By Peter Schroeder - 01/05/16 03:01 PM EST
White House hopeful Sen. Bernie SandersBernie SandersSanders looks to Golden State for comeback hopes Secret Service protects Sanders as audience members rush stage Five things Clinton needs to do to win the California primary MORE (I-Vt.) on Tuesday vowed to fundamentally remake the nation’s financial system, drawing sharp distinctions between himself and party front-runner Hillary Clinton.
Speaking before a raucous crowd of backers in New York City, Sanders laid out his vision for how Wall Street would operate if he were president. And for Wall Street, it wasn’t pretty.
Sanders’s ambitious plan would also include a return of the Glass-Steagall Act, a law repealed under former President Bill Clinton in 1999 that separated traditional and investment banking, among a host of other major policy changes.
Beyond policy prescriptions, the senator’s speech was an outright condemnation of the banking industry, which he described as rife with fraud and other illegal behavior.
“If elected president, I will rein in Wall Street so they can’t crash our economy again,” he said. “Will they like me? No. Will they begin to play by the rules if I’m president? You better believe it.”
In his remarks, Sanders made it clear he fundamentally disagrees with Clinton when it comes to Wall Street. Clinton has already unveiled a financial regulatory plan, aimed primarily at protecting existing rules, increasing accountability for individual bankers and heightening rules on less-regulated sectors of the market.
But Sanders said the former secretary of State’s plan misses the mark.
“Secretary Clinton says we just need to impose a few more fees and regulations on the financial industry. I disagree,” he said.
Sanders also invoked Sen. Elizabeth Warren (D-Mass.), a liberal favorite and prominent bank basher, to bolster his plan.

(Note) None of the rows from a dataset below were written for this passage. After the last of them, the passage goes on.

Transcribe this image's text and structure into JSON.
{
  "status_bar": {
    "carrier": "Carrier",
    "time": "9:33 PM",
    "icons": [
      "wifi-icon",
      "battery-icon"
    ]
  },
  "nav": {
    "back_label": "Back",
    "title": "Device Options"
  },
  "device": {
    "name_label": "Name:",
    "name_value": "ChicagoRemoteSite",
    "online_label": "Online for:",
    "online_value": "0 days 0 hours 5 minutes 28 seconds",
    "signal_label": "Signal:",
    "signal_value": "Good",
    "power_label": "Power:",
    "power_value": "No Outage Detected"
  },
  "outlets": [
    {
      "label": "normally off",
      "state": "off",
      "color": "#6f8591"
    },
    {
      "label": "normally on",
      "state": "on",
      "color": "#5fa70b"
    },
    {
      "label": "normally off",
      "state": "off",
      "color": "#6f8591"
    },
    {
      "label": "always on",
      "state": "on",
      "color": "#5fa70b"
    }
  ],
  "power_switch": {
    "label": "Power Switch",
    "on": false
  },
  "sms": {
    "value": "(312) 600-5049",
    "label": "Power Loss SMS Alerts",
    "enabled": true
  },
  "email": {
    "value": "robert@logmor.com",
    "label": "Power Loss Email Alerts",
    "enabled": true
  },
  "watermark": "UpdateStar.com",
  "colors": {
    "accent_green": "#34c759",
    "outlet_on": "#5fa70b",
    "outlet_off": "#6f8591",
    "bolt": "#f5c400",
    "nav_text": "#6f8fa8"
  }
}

While Warren has not endorsed any Democratic candidate, Sanders noted that she is pushing similar ideas to his own, including a return of Glass-Steagall.
Clinton’s campaign preemptively challenged Sanders on Monday, issuing a statement criticizing him for not cracking down hard enough on the “shadow banking” industry — the less-regulated facets of Wall Street that are a focal point of Clinton’s plan.

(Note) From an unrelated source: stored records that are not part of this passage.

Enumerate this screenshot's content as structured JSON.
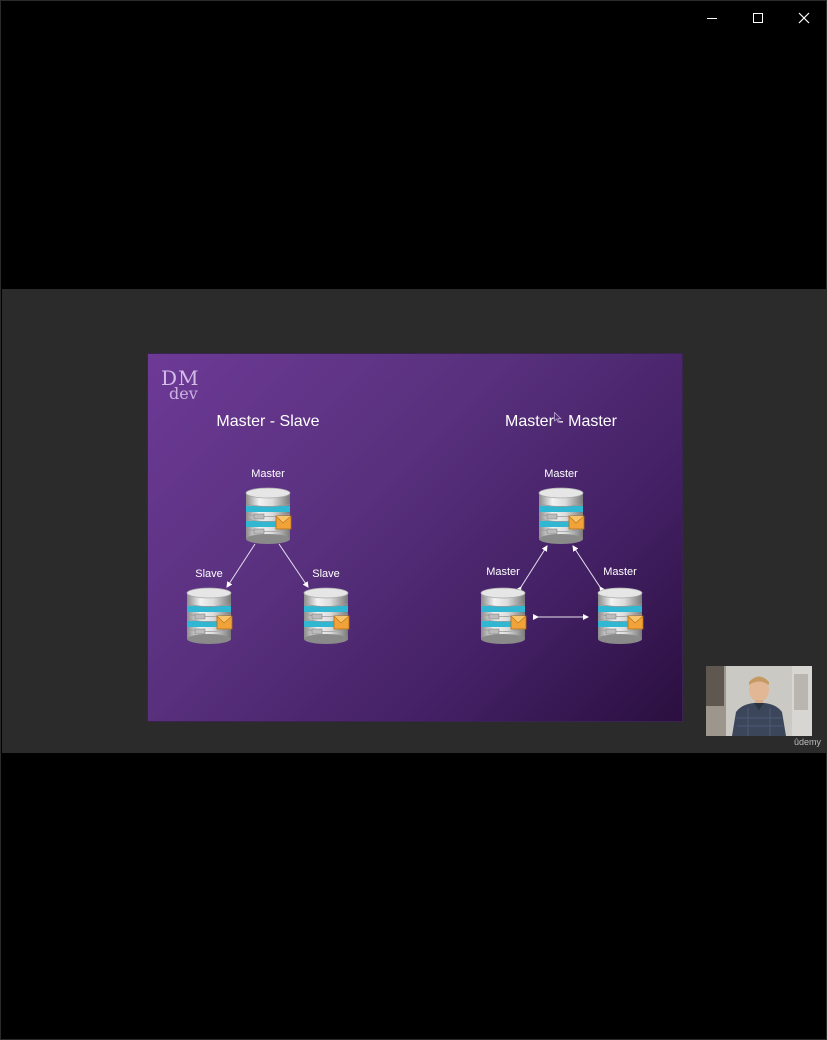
{
  "window": {
    "controls": [
      "minimize-icon",
      "maximize-icon",
      "close-icon"
    ]
  },
  "slide": {
    "logo": {
      "line1": "DM",
      "line2": "dev"
    },
    "left": {
      "title": "Master - Slave",
      "top_label": "Master",
      "left_label": "Slave",
      "right_label": "Slave"
    },
    "right": {
      "title": "Master - Master",
      "top_label": "Master",
      "left_label": "Master",
      "right_label": "Master"
    },
    "icons": [
      "database-server-icon"
    ]
  },
  "overlay": {
    "watermark": "ûdemy"
  },
  "colors": {
    "slide_bg_start": "#6d3a96",
    "slide_bg_end": "#2a0f3f",
    "player_bg": "#2b2b2b",
    "window_bg": "#000000"
  }
}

Sanders responded Tuesday, saying his plan would strike at “the heart of the shadow banking system.”
With his lengthy reputation as a Wall Street critic, the Vermont Independent minced no words when it came to his plans for the financial sector. Calling the industry’s entire business model fraud, Sanders vowed to fundamentally remake the financial system and severely punish bank executives that engage in wrongdoing.
“The reality is that fraud is the business model on Wall Street,” he said. “It is not the exception to the rule. It is the rule.”
Many of the ideas put forward by Sanders were ones he had repeatedly pushed in the Senate and as a candidate. But beyond breaking up the banks, taking bank executives to court and reestablishing Glass-Steagall, Sanders’s plan would overhaul the financial system in ways less flashy but still significant.
For example, he said he would cap ATM fees at $2 and interest rates on credit cards at 15 percent if elected president. The senator described current high interest rates as the height of immorality.
“The Bible has a term for this practice. It’s called usury. And in ‘The Divine Comedy,’ Dante reserved a special place in the Seventh Circle of Hell for those who charged people usurious interest rates,” he said.
Credit rating agencies, whose overinflated ratings many believe contributed to the financial crisis, would be turned into nonprofit enterprises under a President Sanders, as opposed to the current model where banks pay raters to rate their offerings.
Sanders’s plan would also push for the U.S. Postal Service to offer some basic banking services, an idea favored by liberals eager to see additional banking resources in more rural areas serviced by the Postal Service.
As he has in the past, Sanders called for reforms at the Federal Reserve, arguing the regulator sees far too much influence from Wall Street.
Sanders also vowed to limit the financial sector’s presence within his own administration.
“As president, I will nominate and appoint people with a track record of standing up to power, rather than those who have made millions defending Wall Street CEOs,” he said. “Goldman Sachs and other Wall Street banks will not be represented in my administration.”
The raucous New York City crowd included some Sanders diehards so familiar with his stump speech, they were able to finish some of his sentences.
“The reality is that Congress doesn’t regulate Wall Street,” Sanders began. The crowd finished the line: “Wall Street regulates Congress.”
“That’s it, you got it,” said a smiling Sanders.
This story was updated at 7:04 p.m.